Curtis J. Bonk: MOOC presentation at BETT 2013

The Bett 2013 show is an event which enables educators to discover new approaches, the latest products and practical guidance for improving and enhancing learning in schools, universities and businesses.

In his energetic presentation (“Taking leadership in mystery of MOOCs and the mass movement toward open education”) at the show, Curtis J. Bonk (Professor of Instructional Systems Technology in the School of Education at Indiana University) talked about the “mystery” of MOOCs. Professor Curt is a popular conference speaker with several books in the area of emerging technologies for learning. 

You can find some of my notes from that session below:

Professor Curt expressed his concern that most of the attention focused on MOOCs is putting an emphasis on marketing and not pedagogy. Moreover, he said that, although only a small percentage of MOOC participants actually finish a course successfully, that is a small percentage of a huge number. In other words, this is a life changing technology, offering huge potential for accessibility and opening the world for learning.

Professor Curt’s #15 MOOC Leadership Principles:

  1. Be first – pioneer, be innovative
  2. Offer something novel or distinct
  3. Take risks
  4. Rethink courses, assessment, students, certification etc.
  5. Form symbiotic relationships with other institutions
  6. Offer incentives for participation
  7. Collect testimonials from students and experts
  8. Set bold, audacious goals
  9. Set newsworthy records
  10. Generate media attention
  11. Build on your strengths and niche areas
  12. Don’t make rash decisions
  13. Be proactive in addressing concerns
  14. Give something away
  15. Ask questions – what is the purpose, who is the audience, alumni, strategic planning
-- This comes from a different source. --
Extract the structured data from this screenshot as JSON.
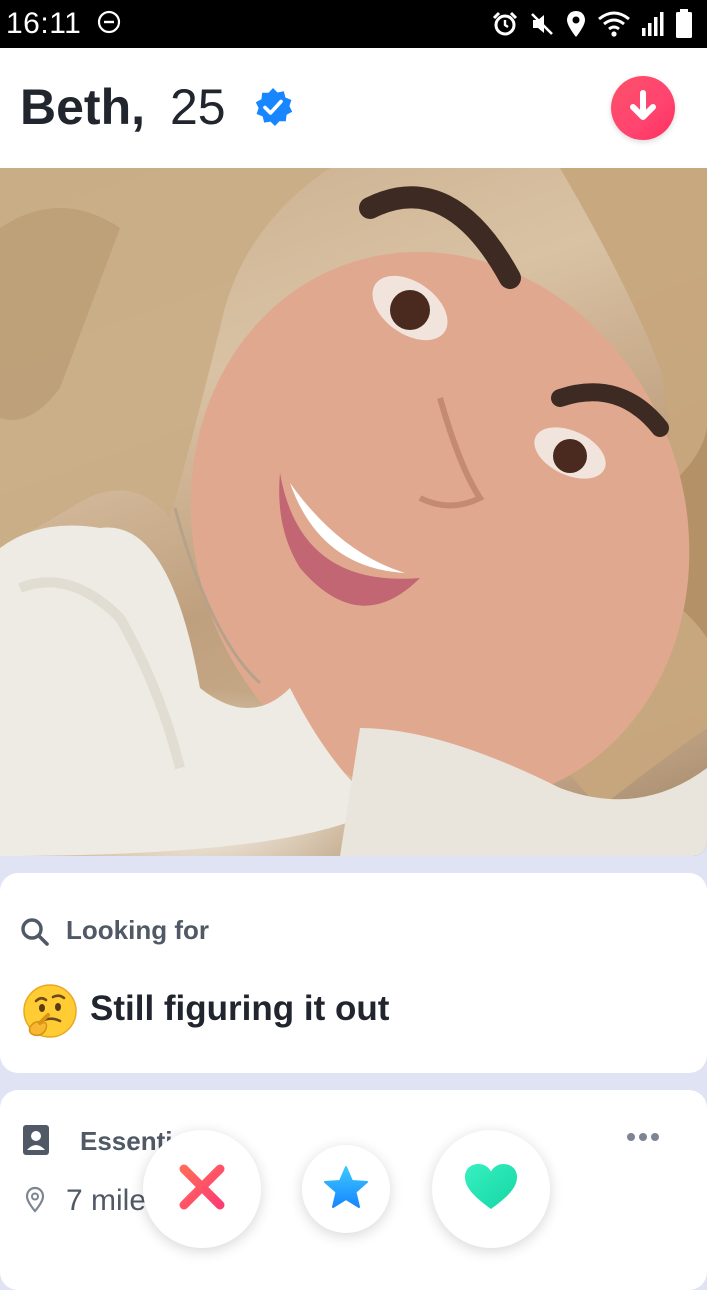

Professor Curt’s #15 MOOC Types:

  1. Alternative admission system, hiring MOOC
  2. Just in time skills
  3. Theory or trend driven – experiment with a MOOC before making the official module
  4. Professional development
  5. Loss leader – a starter, beginner’s course
  6. Degree or program qualifier or system bottleneck – supporting weaker students
  7. Personality MOOC – offered by famous or distinguished individuals
  8. Name branding MOOC – offered by sponsors
  9. Good will MOOC – for the public, opening up learning
  10. Interdisciplinary MOOC – collaboration across disciplines and practices
  11. Recruitment MOOC – for companies
  12. Conference MOOC – extend a conference or seminar online after it’s ended
  13. Rotating, reusable, repeatable MOOC – make it a “green” MOOC
  14. Oral history MOOC – crowd sourcing users to tell their side of the story
  15. Remedial course MOOC

Professor Curt’s #13 MOOC Business Plans and Models:

  1. Advertisers underwrite courses and degrees
  2. Small and flexible application or enrolment fee
  3. Course assessment fee
  4. Certificate fee
  5. Enhanced course fee – for the online, eLearning bit
  6. Option for university credit
  7. Company sponsored
  8. Percent of first year salary
  9. Sell or lease courses
  10. Share revenues – professors, universities, companies
  11. Free entryway course
  12. Charge fee for student data
  13. Design hardware, software, services for MOOCs

Professor Curt’s #11 MOOC Instructor Guidelines:

  1. Plan out your course, prepare, your reputation is on the line, be thick skinned
  2. Designate feedback providers and tasks – peers, practitioners, experts
  3. Offer ample feedback in week one – retention rate goes up if you do
  4. Alternative forms of feedback – machine,volunteer, self, peer, alumni
  5. Gather geographical data
  6. Form groups and social supports
  7. Combine sync and async instruction
  8. Arrive early for any sync sessions
  9. Allocate ample Q&A time
  10. Share resources
  11. Personalise where possible

Additional Resources:

Leave a Reply

Your email address will not be published. Required fields are marked *

× one = four

You may use these HTML tags and attributes: <a href="" title=""> <abbr title=""> <acronym title=""> <b> <blockquote cite=""> <cite> <code> <del datetime=""> <em> <i> <q cite=""> <strike> <strong>